_Given information_:
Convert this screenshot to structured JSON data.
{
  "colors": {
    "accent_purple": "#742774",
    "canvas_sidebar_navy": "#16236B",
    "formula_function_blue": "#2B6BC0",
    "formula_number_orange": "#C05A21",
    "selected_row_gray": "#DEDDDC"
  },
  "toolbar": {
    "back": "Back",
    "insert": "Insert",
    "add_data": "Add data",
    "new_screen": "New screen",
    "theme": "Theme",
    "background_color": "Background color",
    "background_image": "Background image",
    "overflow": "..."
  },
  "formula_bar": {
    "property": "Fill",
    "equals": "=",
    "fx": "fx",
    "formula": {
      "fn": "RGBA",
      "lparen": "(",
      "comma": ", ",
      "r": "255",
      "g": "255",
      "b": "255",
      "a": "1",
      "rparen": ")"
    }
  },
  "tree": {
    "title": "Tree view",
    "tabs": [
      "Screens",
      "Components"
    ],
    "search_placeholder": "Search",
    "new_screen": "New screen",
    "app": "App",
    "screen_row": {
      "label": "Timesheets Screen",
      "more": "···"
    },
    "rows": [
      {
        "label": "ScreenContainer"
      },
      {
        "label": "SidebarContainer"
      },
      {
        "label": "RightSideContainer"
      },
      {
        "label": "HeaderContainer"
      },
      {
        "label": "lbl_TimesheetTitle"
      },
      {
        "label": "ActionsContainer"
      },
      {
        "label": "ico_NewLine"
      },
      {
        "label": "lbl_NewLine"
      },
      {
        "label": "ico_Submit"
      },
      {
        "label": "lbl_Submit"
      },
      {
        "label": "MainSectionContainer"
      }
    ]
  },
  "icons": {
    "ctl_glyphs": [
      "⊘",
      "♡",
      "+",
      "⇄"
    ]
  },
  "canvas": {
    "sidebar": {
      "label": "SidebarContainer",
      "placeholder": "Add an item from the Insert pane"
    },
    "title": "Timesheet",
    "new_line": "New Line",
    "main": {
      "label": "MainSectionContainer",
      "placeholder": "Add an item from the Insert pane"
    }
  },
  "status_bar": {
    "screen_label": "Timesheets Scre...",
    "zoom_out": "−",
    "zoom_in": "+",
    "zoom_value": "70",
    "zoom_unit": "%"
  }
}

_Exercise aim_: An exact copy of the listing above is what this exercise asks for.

_Exercise solution_:
Convert this screenshot to structured JSON data.
{
  "colors": {
    "accent_purple": "#742774",
    "canvas_sidebar_navy": "#16236B",
    "formula_function_blue": "#2B6BC0",
    "formula_number_orange": "#C05A21",
    "selected_row_gray": "#DEDDDC"
  },
  "toolbar": {
    "back": "Back",
    "insert": "Insert",
    "add_data": "Add data",
    "new_screen": "New screen",
    "theme": "Theme",
    "background_color": "Background color",
    "background_image": "Background image",
    "overflow": "..."
  },
  "formula_bar": {
    "property": "Fill",
    "equals": "=",
    "fx": "fx",
    "formula": {
      "fn": "RGBA",
      "lparen": "(",
      "comma": ", ",
      "r": "255",
      "g": "255",
      "b": "255",
      "a": "1",
      "rparen": ")"
    }
  },
  "tree": {
    "title": "Tree view",
    "tabs": [
      "Screens",
      "Components"
    ],
    "search_placeholder": "Search",
    "new_screen": "New screen",
    "app": "App",
    "screen_row": {
      "label": "Timesheets Screen",
      "more": "···"
    },
    "rows": [
      {
        "label": "ScreenContainer"
      },
      {
        "label": "SidebarContainer"
      },
      {
        "label": "RightSideContainer"
      },
      {
        "label": "HeaderContainer"
      },
      {
        "label": "lbl_TimesheetTitle"
      },
      {
        "label": "ActionsContainer"
      },
      {
        "label": "ico_NewLine"
      },
      {
        "label": "lbl_NewLine"
      },
      {
        "label": "ico_Submit"
      },
      {
        "label": "lbl_Submit"
      },
      {
        "label": "MainSectionContainer"
      }
    ]
  },
  "icons": {
    "ctl_glyphs": [
      "⊘",
      "♡",
      "+",
      "⇄"
    ]
  },
  "canvas": {
    "sidebar": {
      "label": "SidebarContainer",
      "placeholder": "Add an item from the Insert pane"
    },
    "title": "Timesheet",
    "new_line": "New Line",
    "main": {
      "label": "MainSectionContainer",
      "placeholder": "Add an item from the Insert pane"
    }
  },
  "status_bar": {
    "screen_label": "Timesheets Scre...",
    "zoom_out": "−",
    "zoom_in": "+",
    "zoom_value": "70",
    "zoom_unit": "%"
  }
}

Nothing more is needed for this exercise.